# [Exercise directions]
All that is wanted is the exact text of each line from the one with "Extract the structured" to the close of the listing, ends included.

# [Data]
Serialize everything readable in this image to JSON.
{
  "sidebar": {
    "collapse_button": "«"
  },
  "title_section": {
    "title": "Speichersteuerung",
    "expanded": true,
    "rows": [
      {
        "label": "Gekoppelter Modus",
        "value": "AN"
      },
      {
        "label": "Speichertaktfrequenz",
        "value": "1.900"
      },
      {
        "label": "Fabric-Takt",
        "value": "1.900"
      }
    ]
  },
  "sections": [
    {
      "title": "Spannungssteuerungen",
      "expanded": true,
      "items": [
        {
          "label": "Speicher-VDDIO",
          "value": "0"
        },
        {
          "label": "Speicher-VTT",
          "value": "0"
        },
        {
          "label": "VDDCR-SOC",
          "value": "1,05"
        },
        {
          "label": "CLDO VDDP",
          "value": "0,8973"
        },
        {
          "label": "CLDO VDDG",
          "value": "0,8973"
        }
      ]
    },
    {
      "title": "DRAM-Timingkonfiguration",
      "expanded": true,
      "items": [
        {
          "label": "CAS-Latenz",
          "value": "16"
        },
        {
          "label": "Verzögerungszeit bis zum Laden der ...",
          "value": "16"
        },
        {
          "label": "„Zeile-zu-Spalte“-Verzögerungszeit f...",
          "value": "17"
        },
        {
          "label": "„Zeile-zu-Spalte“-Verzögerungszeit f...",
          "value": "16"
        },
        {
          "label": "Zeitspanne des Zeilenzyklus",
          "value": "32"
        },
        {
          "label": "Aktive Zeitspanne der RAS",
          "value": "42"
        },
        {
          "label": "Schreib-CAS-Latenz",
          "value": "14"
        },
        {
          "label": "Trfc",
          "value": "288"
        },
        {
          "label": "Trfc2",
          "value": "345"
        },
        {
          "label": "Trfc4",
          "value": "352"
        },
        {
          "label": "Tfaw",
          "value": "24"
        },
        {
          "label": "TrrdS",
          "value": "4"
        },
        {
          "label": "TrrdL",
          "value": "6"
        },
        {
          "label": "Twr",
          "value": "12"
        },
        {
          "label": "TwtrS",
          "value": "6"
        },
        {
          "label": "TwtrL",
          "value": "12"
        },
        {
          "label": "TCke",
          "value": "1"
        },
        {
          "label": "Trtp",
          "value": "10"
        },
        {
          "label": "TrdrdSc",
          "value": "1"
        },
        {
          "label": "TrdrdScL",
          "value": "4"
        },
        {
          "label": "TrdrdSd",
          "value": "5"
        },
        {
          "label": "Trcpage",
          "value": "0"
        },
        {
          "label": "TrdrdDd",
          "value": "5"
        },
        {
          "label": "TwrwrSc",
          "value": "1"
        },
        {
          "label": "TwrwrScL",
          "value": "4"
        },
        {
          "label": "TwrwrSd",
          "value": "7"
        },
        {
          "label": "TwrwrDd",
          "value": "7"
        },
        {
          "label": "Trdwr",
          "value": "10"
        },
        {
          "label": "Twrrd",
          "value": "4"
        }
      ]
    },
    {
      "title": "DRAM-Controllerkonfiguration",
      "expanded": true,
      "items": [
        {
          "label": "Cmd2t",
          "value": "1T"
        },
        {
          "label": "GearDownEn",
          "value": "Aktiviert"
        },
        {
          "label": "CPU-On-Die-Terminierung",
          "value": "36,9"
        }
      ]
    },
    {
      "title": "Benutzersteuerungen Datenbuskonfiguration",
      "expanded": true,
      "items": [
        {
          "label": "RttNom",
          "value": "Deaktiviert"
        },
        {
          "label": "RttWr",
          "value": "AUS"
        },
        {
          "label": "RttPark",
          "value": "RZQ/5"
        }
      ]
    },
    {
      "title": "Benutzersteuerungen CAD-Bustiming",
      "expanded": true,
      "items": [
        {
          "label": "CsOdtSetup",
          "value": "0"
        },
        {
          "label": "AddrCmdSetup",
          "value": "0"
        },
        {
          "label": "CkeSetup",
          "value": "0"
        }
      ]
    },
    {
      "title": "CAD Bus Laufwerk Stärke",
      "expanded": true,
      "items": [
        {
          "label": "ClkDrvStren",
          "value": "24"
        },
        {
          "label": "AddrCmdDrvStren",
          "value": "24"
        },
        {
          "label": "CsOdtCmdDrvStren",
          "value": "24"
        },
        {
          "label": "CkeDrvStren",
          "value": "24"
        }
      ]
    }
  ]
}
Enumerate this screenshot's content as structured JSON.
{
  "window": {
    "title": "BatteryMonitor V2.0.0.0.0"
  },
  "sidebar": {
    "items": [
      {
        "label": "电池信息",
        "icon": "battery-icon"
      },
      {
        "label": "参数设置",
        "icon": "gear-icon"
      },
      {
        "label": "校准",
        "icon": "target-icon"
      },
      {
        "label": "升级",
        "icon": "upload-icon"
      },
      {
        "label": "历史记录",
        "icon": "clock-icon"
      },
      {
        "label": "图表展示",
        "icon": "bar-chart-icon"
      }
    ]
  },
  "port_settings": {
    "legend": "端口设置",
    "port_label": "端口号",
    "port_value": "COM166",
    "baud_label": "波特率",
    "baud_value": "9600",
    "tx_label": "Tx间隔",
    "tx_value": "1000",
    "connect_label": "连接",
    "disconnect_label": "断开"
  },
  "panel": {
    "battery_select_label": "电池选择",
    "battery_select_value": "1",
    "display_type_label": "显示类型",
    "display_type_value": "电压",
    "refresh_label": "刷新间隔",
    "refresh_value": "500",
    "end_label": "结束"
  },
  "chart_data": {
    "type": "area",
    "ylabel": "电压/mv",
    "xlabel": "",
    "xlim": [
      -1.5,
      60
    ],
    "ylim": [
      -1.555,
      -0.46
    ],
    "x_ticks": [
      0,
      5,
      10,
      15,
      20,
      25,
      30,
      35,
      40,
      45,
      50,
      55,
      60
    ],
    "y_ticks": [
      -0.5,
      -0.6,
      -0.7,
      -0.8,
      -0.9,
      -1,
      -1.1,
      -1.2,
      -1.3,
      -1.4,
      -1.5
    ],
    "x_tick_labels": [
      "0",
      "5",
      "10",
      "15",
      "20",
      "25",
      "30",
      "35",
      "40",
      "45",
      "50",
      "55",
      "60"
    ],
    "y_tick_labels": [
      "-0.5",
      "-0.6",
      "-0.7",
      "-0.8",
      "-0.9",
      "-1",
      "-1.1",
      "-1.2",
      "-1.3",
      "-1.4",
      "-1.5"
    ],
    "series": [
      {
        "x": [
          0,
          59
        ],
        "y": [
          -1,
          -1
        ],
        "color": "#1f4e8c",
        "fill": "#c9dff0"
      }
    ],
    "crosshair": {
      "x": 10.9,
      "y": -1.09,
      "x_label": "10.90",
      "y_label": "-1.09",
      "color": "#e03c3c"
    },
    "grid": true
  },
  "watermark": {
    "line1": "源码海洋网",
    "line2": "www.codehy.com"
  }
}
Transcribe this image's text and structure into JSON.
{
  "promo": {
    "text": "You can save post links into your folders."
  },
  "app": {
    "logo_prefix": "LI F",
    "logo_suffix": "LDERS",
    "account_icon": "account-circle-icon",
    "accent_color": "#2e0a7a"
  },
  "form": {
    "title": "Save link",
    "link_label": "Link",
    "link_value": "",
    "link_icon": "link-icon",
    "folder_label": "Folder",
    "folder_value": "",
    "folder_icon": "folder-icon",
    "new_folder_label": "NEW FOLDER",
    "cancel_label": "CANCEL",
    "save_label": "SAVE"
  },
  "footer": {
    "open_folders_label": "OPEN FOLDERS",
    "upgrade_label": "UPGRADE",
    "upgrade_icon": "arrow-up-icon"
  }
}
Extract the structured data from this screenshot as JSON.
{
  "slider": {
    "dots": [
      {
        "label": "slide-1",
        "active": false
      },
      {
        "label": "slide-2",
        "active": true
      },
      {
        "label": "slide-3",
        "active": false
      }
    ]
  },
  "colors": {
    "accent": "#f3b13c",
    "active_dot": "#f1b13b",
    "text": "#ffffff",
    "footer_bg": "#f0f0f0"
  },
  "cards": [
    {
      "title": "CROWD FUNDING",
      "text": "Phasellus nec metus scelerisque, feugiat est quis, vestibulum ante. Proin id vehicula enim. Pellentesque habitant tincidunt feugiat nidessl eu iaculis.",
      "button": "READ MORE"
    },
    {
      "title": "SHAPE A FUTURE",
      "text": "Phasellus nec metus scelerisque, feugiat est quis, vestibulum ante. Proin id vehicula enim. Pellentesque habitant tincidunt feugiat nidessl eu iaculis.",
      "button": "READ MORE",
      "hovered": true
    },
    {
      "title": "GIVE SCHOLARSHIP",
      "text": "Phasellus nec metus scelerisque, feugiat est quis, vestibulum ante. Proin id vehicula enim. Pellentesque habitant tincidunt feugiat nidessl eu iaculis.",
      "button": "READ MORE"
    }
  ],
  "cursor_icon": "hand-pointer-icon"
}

# [Answer to this task]
Extract the structured data from this screenshot as JSON.
{
  "slider": {
    "dots": [
      {
        "label": "slide-1",
        "active": false
      },
      {
        "label": "slide-2",
        "active": true
      },
      {
        "label": "slide-3",
        "active": false
      }
    ]
  },
  "colors": {
    "accent": "#f3b13c",
    "active_dot": "#f1b13b",
    "text": "#ffffff",
    "footer_bg": "#f0f0f0"
  },
  "cards": [
    {
      "title": "CROWD FUNDING",
      "text": "Phasellus nec metus scelerisque, feugiat est quis, vestibulum ante. Proin id vehicula enim. Pellentesque habitant tincidunt feugiat nidessl eu iaculis.",
      "button": "READ MORE"
    },
    {
      "title": "SHAPE A FUTURE",
      "text": "Phasellus nec metus scelerisque, feugiat est quis, vestibulum ante. Proin id vehicula enim. Pellentesque habitant tincidunt feugiat nidessl eu iaculis.",
      "button": "READ MORE",
      "hovered": true
    },
    {
      "title": "GIVE SCHOLARSHIP",
      "text": "Phasellus nec metus scelerisque, feugiat est quis, vestibulum ante. Proin id vehicula enim. Pellentesque habitant tincidunt feugiat nidessl eu iaculis.",
      "button": "READ MORE"
    }
  ],
  "cursor_icon": "hand-pointer-icon"
}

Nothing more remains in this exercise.